“Treatment begins as the wastewater stream enters through a series of trash racks—metal grills that filter out large pieces of debris and foreign objects,” Dr. Ressler said. “From here, the flow enters a grit chamber, which is designed to settle out the larger suspended particles like sand, coffee grounds, and watermelon seeds to keep them from damaging pumps and other equipment at later stages of treatment.”

Next, according to Dr. Ressler, the stream enters a sedimentation tank, also called a clarifier, where floating contaminants rise to the top and are removed from the surface by a skimmer.
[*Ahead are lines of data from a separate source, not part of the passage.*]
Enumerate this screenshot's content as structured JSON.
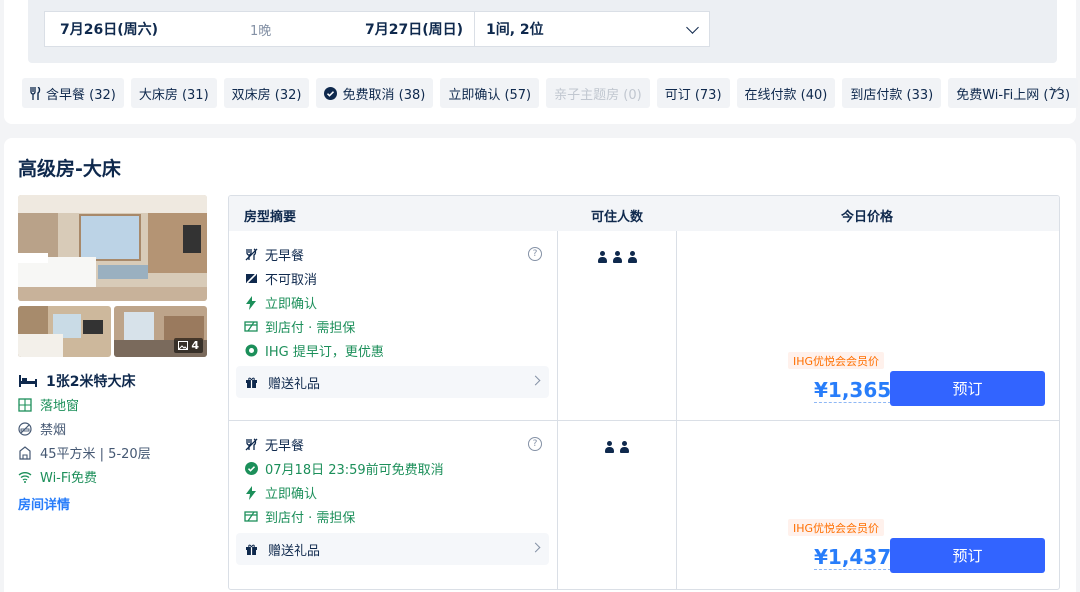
{
  "search": {
    "checkin": "7月26日(周六)",
    "nights": "1晚",
    "checkout": "7月27日(周日)",
    "guests": "1间, 2位"
  },
  "filters": [
    {
      "label": "含早餐 (32)",
      "icon": "utensils-icon",
      "disabled": false
    },
    {
      "label": "大床房 (31)",
      "disabled": false
    },
    {
      "label": "双床房 (32)",
      "disabled": false
    },
    {
      "label": "免费取消 (38)",
      "icon": "check-circle-icon",
      "disabled": false
    },
    {
      "label": "立即确认 (57)",
      "disabled": false
    },
    {
      "label": "亲子主题房 (0)",
      "disabled": true
    },
    {
      "label": "可订 (73)",
      "disabled": false
    },
    {
      "label": "在线付款 (40)",
      "disabled": false
    },
    {
      "label": "到店付款 (33)",
      "disabled": false
    },
    {
      "label": "免费Wi-Fi上网 (73)",
      "disabled": false
    }
  ],
  "room": {
    "title": "高级房-大床",
    "photo_count": "4",
    "bed": "1张2米特大床",
    "attributes": [
      {
        "text": "落地窗",
        "icon": "window-icon"
      },
      {
        "text": "禁烟",
        "icon": "no-smoking-icon"
      },
      {
        "text": "45平方米 | 5-20层",
        "icon": "area-icon"
      },
      {
        "text": "Wi-Fi免费",
        "icon": "wifi-icon"
      }
    ],
    "detail_link": "房间详情"
  },
  "table": {
    "headers": [
      "房型摘要",
      "可住人数",
      "今日价格"
    ],
    "offers": [
      {
        "features": [
          {
            "text": "无早餐",
            "icon": "no-meal-icon",
            "green": false
          },
          {
            "text": "不可取消",
            "icon": "no-cancel-icon",
            "green": false
          },
          {
            "text": "立即确认",
            "icon": "lightning-icon",
            "green": true
          },
          {
            "text": "到店付 · 需担保",
            "icon": "pay-at-hotel-icon",
            "green": true
          },
          {
            "text": "IHG 提早订，更优惠",
            "icon": "early-booking-icon",
            "green": true
          }
        ],
        "gift": "赠送礼品",
        "occupancy": 3,
        "member_tag": "IHG优悦会会员价",
        "price": "¥1,365",
        "book": "预订"
      },
      {
        "features": [
          {
            "text": "无早餐",
            "icon": "no-meal-icon",
            "green": false
          },
          {
            "text": "07月18日 23:59前可免费取消",
            "icon": "check-circle-icon",
            "green": true
          },
          {
            "text": "立即确认",
            "icon": "lightning-icon",
            "green": true
          },
          {
            "text": "到店付 · 需担保",
            "icon": "pay-at-hotel-icon",
            "green": true
          }
        ],
        "gift": "赠送礼品",
        "occupancy": 2,
        "member_tag": "IHG优悦会会员价",
        "price": "¥1,437",
        "book": "预订"
      }
    ]
  },
  "colors": {
    "accent": "#3264ff",
    "price": "#287dfa",
    "green": "#1c8f5a",
    "member": "#ff6f00"
  }
}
At the same time, heavier materials settle in at the bottom and are mechanically raked out away from the water. Finally, after about two hours, the water is collected in a separate trough, clear of solid detritus.

This process completes the primary treatment of wastewater. Before modern, federal law requirements of water quality standards, that used to be the point in time when the wastewater was released back into rivers and streams. Thankfully, in the present day, secondary treatment is mandated.

What Happens at the Plant: Secondary Treatment

After the suspended solids and other unpleasantness have been separated from wastewater, the biggest remaining task involves dissolved oxygen.

“The fundamental challenge in secondary treatment is a phenomenon called biochemical oxygen demand, abbreviated BOD,” Dr. Ressler said. “Water naturally contains dissolved oxygen, which it acquires through contact with the air and from the photosynthesis of algae and aquatic plants. Dissolved oxygen is critical for the health of an aquatic ecosystem because fish and other aquatic animals need it to breathe.”

Dr. Ressler said that most water also contains organic compounds like dead algae, which microorganisms like aquatic bacteria consume as food. However, the decomposition of these organic compounds that comes from the microorganisms eating it also consumes the dissolved oxygen in the wastewater at dangerously high rates, which can harm the overall ecosystem on a larger scale.

“The most common technology for reducing BOD to safe environmental levels is the rather colorfully named ‘activated sludge process,'” Dr. Ressler said. “In this process, the wastewater stream is directed into a series of deep vats called bioreactors, where it’s combined with carefully managed populations of bacteria, protozoa, worms, and microscopic animals called rotifers.”

Rest assured, the microorganisms consume a safe amount of organic compounds in the water and are then gently and completely removed from the wastewater via a second clarifier tank to be returned for their next meal.

“The water is now clean and quite safe for discharge into the local stream,” Dr. Ressler said.

Dr. Ressler is Professor Emeritus from the United States Military Academy at West Point

Dr. Stephen Ressler contributed to this article. Dr. Ressler is Professor Emeritus from the United States Military Academy at West Point. He earned a B.S. from West Point and an M.S. and a Ph.D. in Civil Engineering from Lehigh University, as well as a Master of Strategic Studies from the U.S. Army War College.